[White paper][Media coverage]

Project fields:
German Literature; Literary Criticism; Russian History

Program:
Humanities Open Book Program

Division:
Digital Humanities

Total amounts:
$83,635 (approved)
$82,235 (awarded)

Grant period:
1/1/2016 – 12/31/2016


HD-248511-16

University of Virginia (Charlottesville, VA 22903-4833)
Worthy N. Martin (Project Director: September 2015 to present)
Lilla Kopar (Co Project Director: March 2016 to present)
Daniel V. Pitti (Co Project Director: March 2016 to March 2018)
Nancy L. Wicker (Co Project Director: March 2016 to present)

Project Andvari

Pilot implementation of Project Andvari, an online portal to aggregate digital collections of northern European, early medieval art and artifacts from a range of cultural institutions.
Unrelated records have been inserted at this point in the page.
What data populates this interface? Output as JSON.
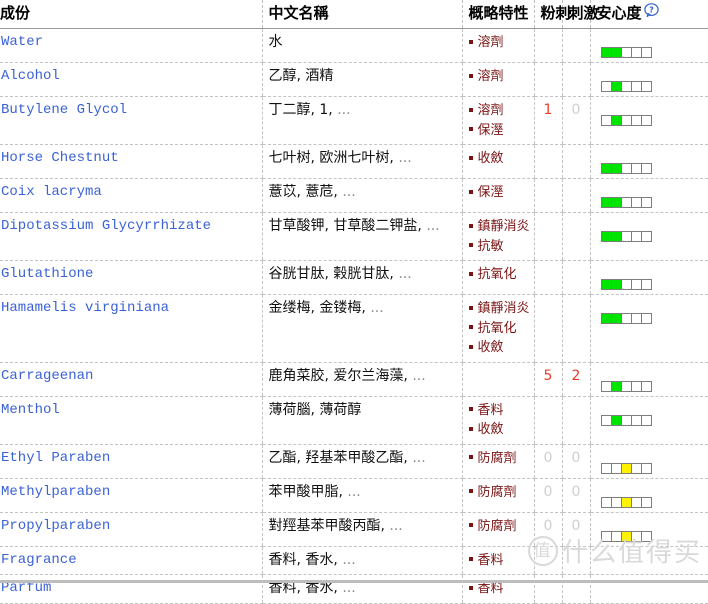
{
  "table": {
    "columns": [
      {
        "key": "name",
        "label": "成份"
      },
      {
        "key": "cn",
        "label": "中文名稱"
      },
      {
        "key": "feat",
        "label": "概略特性"
      },
      {
        "key": "acne",
        "label": "粉刺"
      },
      {
        "key": "irr",
        "label": "刺激"
      },
      {
        "key": "safe",
        "label": "安心度"
      }
    ],
    "help_icon": "question-mark-icon",
    "ellipsis": "...",
    "rows": [
      {
        "name": "Water",
        "cn": "水",
        "cn_more": "",
        "features": [
          "溶劑"
        ],
        "acne": "",
        "irritation": "",
        "safety_cells": [
          "green",
          "green",
          "empty",
          "empty",
          "empty"
        ]
      },
      {
        "name": "Alcohol",
        "cn": "乙醇, 酒精",
        "cn_more": "",
        "features": [
          "溶劑"
        ],
        "acne": "",
        "irritation": "",
        "safety_cells": [
          "empty",
          "green",
          "empty",
          "empty",
          "empty"
        ]
      },
      {
        "name": "Butylene Glycol",
        "cn": "丁二醇, 1,",
        "cn_more": "...",
        "features": [
          "溶劑",
          "保溼"
        ],
        "acne": "1",
        "irritation": "0",
        "safety_cells": [
          "empty",
          "green",
          "empty",
          "empty",
          "empty"
        ]
      },
      {
        "name": "Horse Chestnut",
        "cn": "七叶树, 欧洲七叶树,",
        "cn_more": "...",
        "features": [
          "收斂"
        ],
        "acne": "",
        "irritation": "",
        "safety_cells": [
          "green",
          "green",
          "empty",
          "empty",
          "empty"
        ]
      },
      {
        "name": "Coix lacryma",
        "cn": "薏苡, 薏苊,",
        "cn_more": "...",
        "features": [
          "保溼"
        ],
        "acne": "",
        "irritation": "",
        "safety_cells": [
          "green",
          "green",
          "empty",
          "empty",
          "empty"
        ]
      },
      {
        "name": "Dipotassium Glycyrrhizate",
        "cn": "甘草酸钾, 甘草酸二钾盐,",
        "cn_more": "...",
        "features": [
          "鎮靜消炎",
          "抗敏"
        ],
        "acne": "",
        "irritation": "",
        "safety_cells": [
          "green",
          "green",
          "empty",
          "empty",
          "empty"
        ]
      },
      {
        "name": "Glutathione",
        "cn": "谷胱甘肽, 榖胱甘肽,",
        "cn_more": "...",
        "features": [
          "抗氧化"
        ],
        "acne": "",
        "irritation": "",
        "safety_cells": [
          "green",
          "green",
          "empty",
          "empty",
          "empty"
        ]
      },
      {
        "name": "Hamamelis virginiana",
        "cn": "金缕梅, 金镂梅,",
        "cn_more": "...",
        "features": [
          "鎮靜消炎",
          "抗氧化",
          "收斂"
        ],
        "acne": "",
        "irritation": "",
        "safety_cells": [
          "green",
          "green",
          "empty",
          "empty",
          "empty"
        ]
      },
      {
        "name": "Carrageenan",
        "cn": "鹿角菜胶, 爱尔兰海藻,",
        "cn_more": "...",
        "features": [],
        "acne": "5",
        "irritation": "2",
        "safety_cells": [
          "empty",
          "green",
          "empty",
          "empty",
          "empty"
        ]
      },
      {
        "name": "Menthol",
        "cn": "薄荷腦, 薄荷醇",
        "cn_more": "",
        "features": [
          "香料",
          "收斂"
        ],
        "acne": "",
        "irritation": "",
        "safety_cells": [
          "empty",
          "green",
          "empty",
          "empty",
          "empty"
        ]
      },
      {
        "name": "Ethyl Paraben",
        "cn": "乙酯, 羟基苯甲酸乙酯,",
        "cn_more": "...",
        "features": [
          "防腐劑"
        ],
        "acne": "0",
        "irritation": "0",
        "safety_cells": [
          "empty",
          "empty",
          "yellow",
          "empty",
          "empty"
        ]
      },
      {
        "name": "Methylparaben",
        "cn": "苯甲酸甲脂,",
        "cn_more": "...",
        "features": [
          "防腐劑"
        ],
        "acne": "0",
        "irritation": "0",
        "safety_cells": [
          "empty",
          "empty",
          "yellow",
          "empty",
          "empty"
        ]
      },
      {
        "name": "Propylparaben",
        "cn": "對羥基苯甲酸丙酯,",
        "cn_more": "...",
        "features": [
          "防腐劑"
        ],
        "acne": "0",
        "irritation": "0",
        "safety_cells": [
          "empty",
          "empty",
          "yellow",
          "empty",
          "empty"
        ]
      },
      {
        "name": "Fragrance",
        "cn": "香料, 香水,",
        "cn_more": "...",
        "features": [
          "香料"
        ],
        "acne": "",
        "irritation": "",
        "safety_cells": []
      },
      {
        "name": "Parfum",
        "cn": "香料, 香水,",
        "cn_more": "...",
        "features": [
          "香料"
        ],
        "acne": "",
        "irritation": "",
        "safety_cells": []
      }
    ]
  },
  "watermark": {
    "badge": "值",
    "text": "什么值得买"
  },
  "colors": {
    "link": "#3b62d6",
    "feature": "#7a1414",
    "warn": "#e8402a",
    "zero": "#cfcfcf",
    "meter_green": "#00e500",
    "meter_yellow": "#fff200"
  }
}
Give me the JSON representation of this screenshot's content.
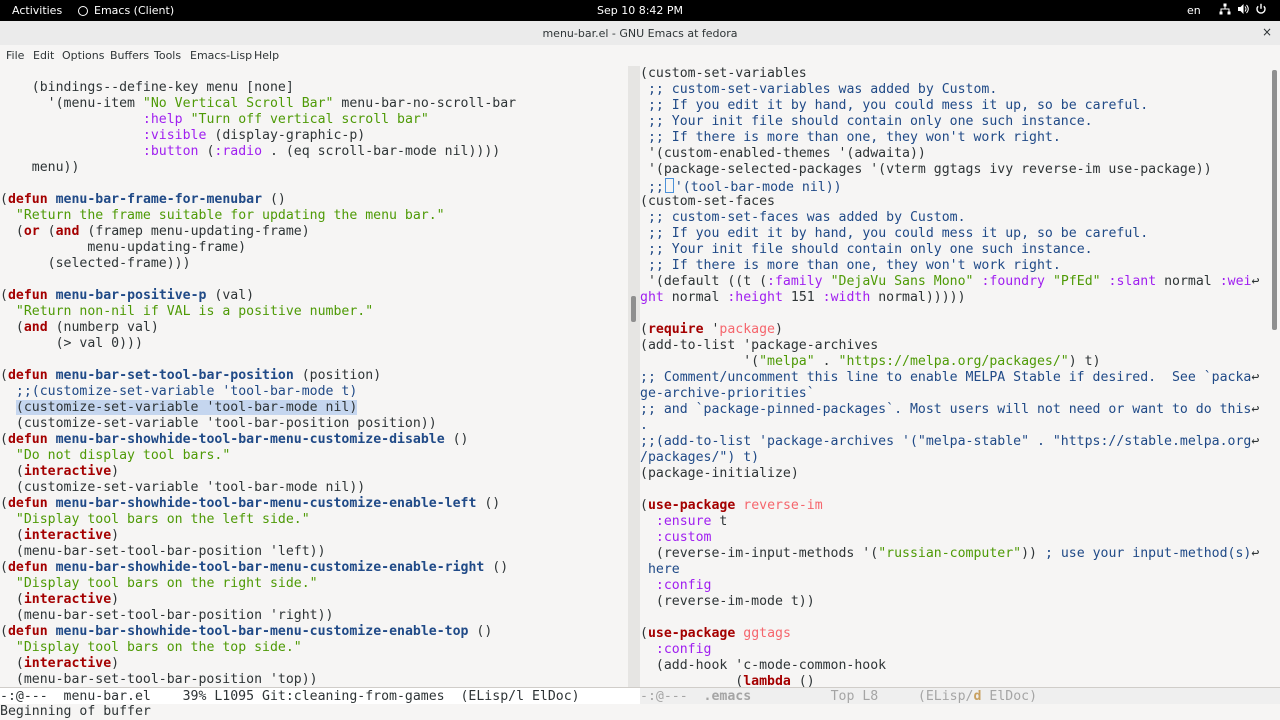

The aim of Project Andvari is to provide a free digital portal for integrated access to dispersed collections of northern European art and artifacts of the early medieval period (4th–12th centuries). Funding is requested to support development, testing, and implementation of a pilot platform that will harvest and aggregate existing metadata records and digital surrogates of objects maintained in the collections of three international partner institutions with representative datasets that participate in linked open data initiatives. Ultimately, Project Andvari will facilitate interdisciplinary research in art, archeology, history, and literary and religious studies, allowing users to study visual culture across media and beyond traditional geographical and disciplinary boundaries. The innovative application of aggregated search methods and enhanced metadata will promote discovery and comparative analyses of artifacts in ways that have not previously been feasible.

[White paper]

Project fields:
History, Criticism, and Theory of the Arts

Program:
Digital Humanities Start-Up Grants

Division:
Digital Humanities

Total amounts:
$74,577 (approved)
$74,577 (awarded)

Grant period:
8/1/2016 – 10/31/2018


HD-248560-16

Ohio Historical Society (Columbus, OH 43211-2474)
Ty Pierce (Project Director: September 2015 to present)

TourSites for WordPress: Digital Tour Experiences for Multi-site Museum Networks

The development of a platform that supports the sharing of humanities content through mobile tours in both exterior and interior spaces, building on Curatescape and Wordpress platforms.

While there is no shortage of digital experience options for cultural heritage institutions, the number of realistic options for today’s small-­- and medium-­-sized institutions is unfortunately slim, and museums of all sizes still struggle to deliver engaging mobile experiences. TourSites for WordPress: Digital Tour Experiences for Multisite Museum Networks will create a digital platform that combines WordPress and Curatescape into a new opportunity for the field. This project builds on previous collaborations between the Ohio History Connection and the Center for Public History + Digital Humanities and leverages their respective expertise to create a new set o